Tesla fired hundreds of its workers earlier this week, including factory workers, engineers, and managers, even as the company is struggling amid the crucial stages of the ramp-up of Model 3 production.
Does the firing mean that Tesla is in trouble, and should Model 3 customers start to expect massive delays for the arrival of their preordered electric sedans?
Tesla Fires Hundreds Of Workers, But No Layoffs
Earlier this month, reports revealed that Tesla was only able to produce only 260 units of the Model 3 electric sedan in the third quarter. The low number was said to be caused by bottlenecks in production, but Tesla expressed confidence that it will be able to get Model 3 production back on track to about 5,000 units per week.

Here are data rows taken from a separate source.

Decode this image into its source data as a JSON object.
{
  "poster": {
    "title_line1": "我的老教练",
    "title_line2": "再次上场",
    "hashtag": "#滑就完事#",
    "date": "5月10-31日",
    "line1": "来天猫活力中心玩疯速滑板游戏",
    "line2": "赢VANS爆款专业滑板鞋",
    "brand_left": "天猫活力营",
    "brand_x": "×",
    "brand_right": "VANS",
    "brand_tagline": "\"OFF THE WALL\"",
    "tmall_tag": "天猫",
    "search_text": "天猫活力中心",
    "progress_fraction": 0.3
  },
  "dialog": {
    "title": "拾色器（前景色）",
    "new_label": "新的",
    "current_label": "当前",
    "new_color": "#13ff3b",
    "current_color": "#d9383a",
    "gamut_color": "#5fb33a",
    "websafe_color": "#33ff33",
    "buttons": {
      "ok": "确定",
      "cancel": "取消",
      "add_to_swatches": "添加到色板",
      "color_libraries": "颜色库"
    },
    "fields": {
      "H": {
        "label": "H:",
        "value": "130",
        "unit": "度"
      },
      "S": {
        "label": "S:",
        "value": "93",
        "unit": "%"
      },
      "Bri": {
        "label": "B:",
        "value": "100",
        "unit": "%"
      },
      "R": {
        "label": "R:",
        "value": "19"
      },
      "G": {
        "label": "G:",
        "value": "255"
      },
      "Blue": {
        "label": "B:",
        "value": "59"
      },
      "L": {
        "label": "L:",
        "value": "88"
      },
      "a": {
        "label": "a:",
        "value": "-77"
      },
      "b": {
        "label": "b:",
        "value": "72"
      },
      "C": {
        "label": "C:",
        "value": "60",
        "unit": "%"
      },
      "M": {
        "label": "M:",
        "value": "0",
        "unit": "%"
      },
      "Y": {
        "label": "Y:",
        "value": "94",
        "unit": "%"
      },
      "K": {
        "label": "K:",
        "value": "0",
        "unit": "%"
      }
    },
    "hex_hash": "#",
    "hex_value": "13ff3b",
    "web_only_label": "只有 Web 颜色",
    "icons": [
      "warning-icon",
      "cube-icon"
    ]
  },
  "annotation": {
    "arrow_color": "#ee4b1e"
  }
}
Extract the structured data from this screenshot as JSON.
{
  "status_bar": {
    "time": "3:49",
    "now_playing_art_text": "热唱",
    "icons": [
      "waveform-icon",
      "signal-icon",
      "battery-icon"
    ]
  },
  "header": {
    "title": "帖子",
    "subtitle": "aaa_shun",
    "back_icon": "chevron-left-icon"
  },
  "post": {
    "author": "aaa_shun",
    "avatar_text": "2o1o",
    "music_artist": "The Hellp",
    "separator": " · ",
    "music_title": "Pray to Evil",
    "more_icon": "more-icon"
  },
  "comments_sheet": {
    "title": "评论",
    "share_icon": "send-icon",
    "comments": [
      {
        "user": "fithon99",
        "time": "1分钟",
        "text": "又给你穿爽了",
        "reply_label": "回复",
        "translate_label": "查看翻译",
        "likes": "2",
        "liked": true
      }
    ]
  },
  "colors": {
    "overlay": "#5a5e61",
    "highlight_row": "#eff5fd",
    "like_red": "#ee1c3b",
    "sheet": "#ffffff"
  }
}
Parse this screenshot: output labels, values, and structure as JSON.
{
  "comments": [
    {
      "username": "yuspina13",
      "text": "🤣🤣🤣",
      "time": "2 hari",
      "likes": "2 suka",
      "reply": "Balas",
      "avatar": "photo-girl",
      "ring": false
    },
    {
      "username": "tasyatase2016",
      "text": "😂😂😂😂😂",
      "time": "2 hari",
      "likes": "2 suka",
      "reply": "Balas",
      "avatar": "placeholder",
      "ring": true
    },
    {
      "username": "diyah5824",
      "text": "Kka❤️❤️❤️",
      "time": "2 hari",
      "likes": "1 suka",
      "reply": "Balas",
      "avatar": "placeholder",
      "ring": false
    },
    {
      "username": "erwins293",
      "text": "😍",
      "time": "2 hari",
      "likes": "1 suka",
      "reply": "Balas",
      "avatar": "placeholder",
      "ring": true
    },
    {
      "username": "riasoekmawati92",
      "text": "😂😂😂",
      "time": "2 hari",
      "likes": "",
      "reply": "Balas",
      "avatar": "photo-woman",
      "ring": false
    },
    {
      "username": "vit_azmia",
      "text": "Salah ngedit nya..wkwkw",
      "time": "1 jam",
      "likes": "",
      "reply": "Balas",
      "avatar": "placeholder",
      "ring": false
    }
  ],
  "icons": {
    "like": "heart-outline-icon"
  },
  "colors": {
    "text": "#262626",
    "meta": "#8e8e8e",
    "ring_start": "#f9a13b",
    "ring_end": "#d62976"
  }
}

Knowing this, the news of the firing of hundreds of Tesla workers comes at an interesting time. Tesla, however, said that the dismissals were not layoffs, but rather the results of an annual review conducted across the company.
A Tesla spokesman said that for the performance reviews, some workers received bonuses and promotions, but some workers were also let go. The company, however, will look to hire replacements for most of the fired employees, which means that it is not downscaling its operations.
According to Mercury News, which was the first to report the dismissals, fired workers received little to no warning, with the total number of affected employees numbering about 400 to 700. A spokesman for Tesla said that most of the dismissed workers were in administrative and sales positions, and that the moves mostly boosted worker morale as high-performing employees were rewarded. However, anonymous sources told Mercury News that the firings lowered morale across many departments.
Tesla Still In Trouble
Tesla has gone all-in on the Model 3, making moves such as targeting to raise $1.5 billion to support the electric sedan's production. Tesla released the first batch of Model 3 vehicles to the first 30 customers in July, but the manufacturing process for the electric sedan has apparently not developed as smoothly as the company would have wanted it to.
The decision to fire what appear to be low-performing workers and the likely plan to replace them with high-performing ones may be part of Tesla's plans to improve the ramp-up of Model 3 production. However, the company has a long way to go before it addresses the massive waiting list of 450,000 customers, so Tesla will likely have to do more than this.